Task to carry out
Using the records that follow, tally the lines containing the word "appears" and state only the count.

Data for review
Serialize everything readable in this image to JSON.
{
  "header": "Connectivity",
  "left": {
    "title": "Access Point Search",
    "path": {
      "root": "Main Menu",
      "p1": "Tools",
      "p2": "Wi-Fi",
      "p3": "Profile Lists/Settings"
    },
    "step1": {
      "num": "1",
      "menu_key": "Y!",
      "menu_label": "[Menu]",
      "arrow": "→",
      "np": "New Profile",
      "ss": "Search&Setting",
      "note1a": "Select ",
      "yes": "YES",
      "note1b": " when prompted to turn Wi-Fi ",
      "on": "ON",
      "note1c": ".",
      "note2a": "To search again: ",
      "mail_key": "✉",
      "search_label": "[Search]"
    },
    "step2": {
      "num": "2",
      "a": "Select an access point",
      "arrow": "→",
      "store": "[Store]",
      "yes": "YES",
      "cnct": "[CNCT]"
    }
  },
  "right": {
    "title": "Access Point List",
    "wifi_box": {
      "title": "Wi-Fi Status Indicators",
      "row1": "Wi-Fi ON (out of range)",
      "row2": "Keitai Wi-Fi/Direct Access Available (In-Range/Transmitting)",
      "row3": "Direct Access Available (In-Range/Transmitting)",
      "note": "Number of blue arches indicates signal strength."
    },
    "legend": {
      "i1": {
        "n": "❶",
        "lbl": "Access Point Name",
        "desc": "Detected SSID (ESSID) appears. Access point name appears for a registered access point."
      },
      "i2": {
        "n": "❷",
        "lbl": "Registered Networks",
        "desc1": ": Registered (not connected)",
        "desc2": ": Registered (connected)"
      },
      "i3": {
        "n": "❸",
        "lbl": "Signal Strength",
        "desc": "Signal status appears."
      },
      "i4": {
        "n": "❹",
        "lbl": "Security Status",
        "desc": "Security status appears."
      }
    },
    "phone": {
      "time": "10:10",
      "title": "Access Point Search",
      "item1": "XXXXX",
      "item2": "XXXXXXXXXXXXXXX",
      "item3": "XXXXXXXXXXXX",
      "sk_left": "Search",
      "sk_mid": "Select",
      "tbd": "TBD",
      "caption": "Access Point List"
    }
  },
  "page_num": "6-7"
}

Completed task
3